■ **ENTRIES SUPPLIED**
┏━━

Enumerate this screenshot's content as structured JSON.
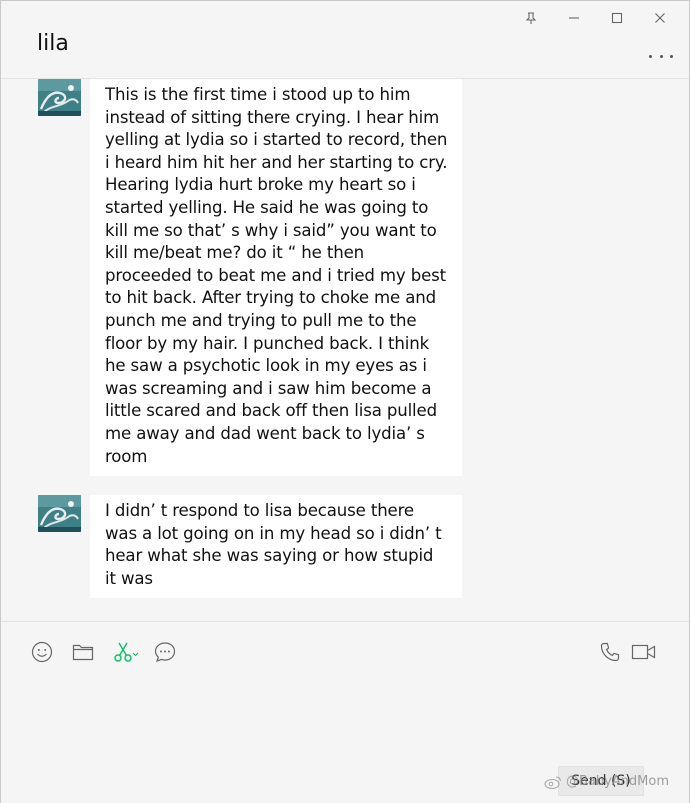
{
  "header": {
    "title": "lila"
  },
  "window_controls": [
    "pin-icon",
    "minimize-icon",
    "maximize-icon",
    "close-icon"
  ],
  "messages": [
    {
      "sender": "lila",
      "text": "This is the first time i stood up to him instead of sitting there crying. I hear him yelling at lydia so i started to record, then i heard him hit her and her starting to cry. Hearing lydia hurt broke my heart so i started yelling. He said he was going to kill me so that’ s why i said” you want to kill me/beat me? do it “ he then proceeded to beat me and i tried my best to hit back. After trying to choke me and punch me and trying to pull me to the floor by my hair. I punched back. I think he saw a psychotic look in my eyes as i was screaming and i saw him become a little scared and back off then lisa pulled me away and dad went back to lydia’ s room"
    },
    {
      "sender": "lila",
      "text": "I didn’ t respond to lisa because there was a lot going on in my head so i didn’ t hear what she was saying or how stupid it was"
    }
  ],
  "toolbar": {
    "left_icons": [
      "emoji-icon",
      "folder-icon",
      "scissors-icon",
      "chat-history-icon"
    ],
    "right_icons": [
      "phone-icon",
      "video-call-icon"
    ]
  },
  "composer": {
    "input_value": "",
    "send_label": "Send (S)"
  },
  "watermark": {
    "text": "@BabyAndMom"
  },
  "colors": {
    "background": "#f5f5f5",
    "bubble": "#ffffff",
    "accent_green": "#07c160"
  }
}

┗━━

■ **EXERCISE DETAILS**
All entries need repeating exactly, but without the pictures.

■ **RESULT OF THE TASK**
Enumerate this screenshot's content as structured JSON.
{
  "header": {
    "title": "lila"
  },
  "window_controls": [
    "pin-icon",
    "minimize-icon",
    "maximize-icon",
    "close-icon"
  ],
  "messages": [
    {
      "sender": "lila",
      "text": "This is the first time i stood up to him instead of sitting there crying. I hear him yelling at lydia so i started to record, then i heard him hit her and her starting to cry. Hearing lydia hurt broke my heart so i started yelling. He said he was going to kill me so that’ s why i said” you want to kill me/beat me? do it “ he then proceeded to beat me and i tried my best to hit back. After trying to choke me and punch me and trying to pull me to the floor by my hair. I punched back. I think he saw a psychotic look in my eyes as i was screaming and i saw him become a little scared and back off then lisa pulled me away and dad went back to lydia’ s room"
    },
    {
      "sender": "lila",
      "text": "I didn’ t respond to lisa because there was a lot going on in my head so i didn’ t hear what she was saying or how stupid it was"
    }
  ],
  "toolbar": {
    "left_icons": [
      "emoji-icon",
      "folder-icon",
      "scissors-icon",
      "chat-history-icon"
    ],
    "right_icons": [
      "phone-icon",
      "video-call-icon"
    ]
  },
  "composer": {
    "input_value": "",
    "send_label": "Send (S)"
  },
  "watermark": {
    "text": "@BabyAndMom"
  },
  "colors": {
    "background": "#f5f5f5",
    "bubble": "#ffffff",
    "accent_green": "#07c160"
  }
}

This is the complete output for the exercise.